In 1960, two years after winning the Nobel prize for literature, French philosopher and author Albert Camus was killed in a freak car accident: Michel Gallimard, his friend and publisher, was driving Camus back to his home in Provence for the Christmas holiday when his car slipped on the icy and slammed into a tree. It seemed by all accounts a terrible accident, but now there are murmurs of conspiracy. Now, according to the Guardian, an Italian newspaper called Corriere della Sera is suggesting that the crash might have been caused by Soviet spies who damaged one of the tires on the car. This all comes from a paragraph in a diary written by Czech poet Jan Zábrana, which reads:
I heard something very strange from the mouth of a man who knew lots of things and had very informed sources. According to him, the accident that had cost Albert Camus his life in 1960 was organised by Soviet spies. They damaged a tyre on the car using a sophisticated piece of equipment that cut or made a hole in the wheel at speed… The order was given personally by [Dmitri Trofimovic] Shepilov [the Soviet foreign minister] as a reaction to an article published in Franc-tireur [a French magazine] in March 1957, in which Camus attacked [Shepilov], naming him explicitly in the events in Hungary.

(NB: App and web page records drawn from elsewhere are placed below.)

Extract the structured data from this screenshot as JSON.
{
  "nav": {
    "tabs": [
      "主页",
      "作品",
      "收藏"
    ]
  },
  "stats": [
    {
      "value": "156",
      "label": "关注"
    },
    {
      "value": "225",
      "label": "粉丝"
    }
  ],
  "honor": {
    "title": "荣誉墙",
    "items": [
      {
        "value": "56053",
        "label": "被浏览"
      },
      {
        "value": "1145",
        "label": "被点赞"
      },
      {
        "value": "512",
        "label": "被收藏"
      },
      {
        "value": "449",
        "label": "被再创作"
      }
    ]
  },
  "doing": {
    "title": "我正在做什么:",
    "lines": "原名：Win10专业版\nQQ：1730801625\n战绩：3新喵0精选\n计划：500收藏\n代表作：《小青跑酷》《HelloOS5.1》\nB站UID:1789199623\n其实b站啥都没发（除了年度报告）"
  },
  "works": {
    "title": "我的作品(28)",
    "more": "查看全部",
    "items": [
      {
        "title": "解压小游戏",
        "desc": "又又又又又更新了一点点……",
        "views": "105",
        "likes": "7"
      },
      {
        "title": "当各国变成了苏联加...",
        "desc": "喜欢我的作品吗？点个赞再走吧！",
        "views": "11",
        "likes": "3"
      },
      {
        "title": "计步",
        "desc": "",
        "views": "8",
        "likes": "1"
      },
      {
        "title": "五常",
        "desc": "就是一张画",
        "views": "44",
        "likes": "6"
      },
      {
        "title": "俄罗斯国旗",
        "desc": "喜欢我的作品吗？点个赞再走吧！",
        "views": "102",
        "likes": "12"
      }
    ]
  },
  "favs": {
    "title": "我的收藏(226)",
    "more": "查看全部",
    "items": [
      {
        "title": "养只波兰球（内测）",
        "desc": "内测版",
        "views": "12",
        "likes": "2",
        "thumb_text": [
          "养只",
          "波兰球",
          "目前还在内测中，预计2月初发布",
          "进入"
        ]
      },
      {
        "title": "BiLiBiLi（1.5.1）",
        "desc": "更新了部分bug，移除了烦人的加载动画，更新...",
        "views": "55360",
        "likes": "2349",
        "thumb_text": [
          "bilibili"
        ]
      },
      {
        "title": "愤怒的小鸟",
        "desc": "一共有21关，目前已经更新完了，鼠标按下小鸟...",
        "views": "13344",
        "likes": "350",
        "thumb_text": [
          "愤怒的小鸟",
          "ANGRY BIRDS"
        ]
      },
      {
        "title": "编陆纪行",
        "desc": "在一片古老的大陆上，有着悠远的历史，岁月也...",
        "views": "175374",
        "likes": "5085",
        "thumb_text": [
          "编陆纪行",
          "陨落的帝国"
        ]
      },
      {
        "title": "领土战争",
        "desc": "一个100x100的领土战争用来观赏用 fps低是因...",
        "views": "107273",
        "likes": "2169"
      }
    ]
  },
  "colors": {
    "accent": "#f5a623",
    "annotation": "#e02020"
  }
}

Could it be true, or is it all conspiracy theories and rumor-mongering? Click through to the Guardian article to read more, and let us know what you think in the comments!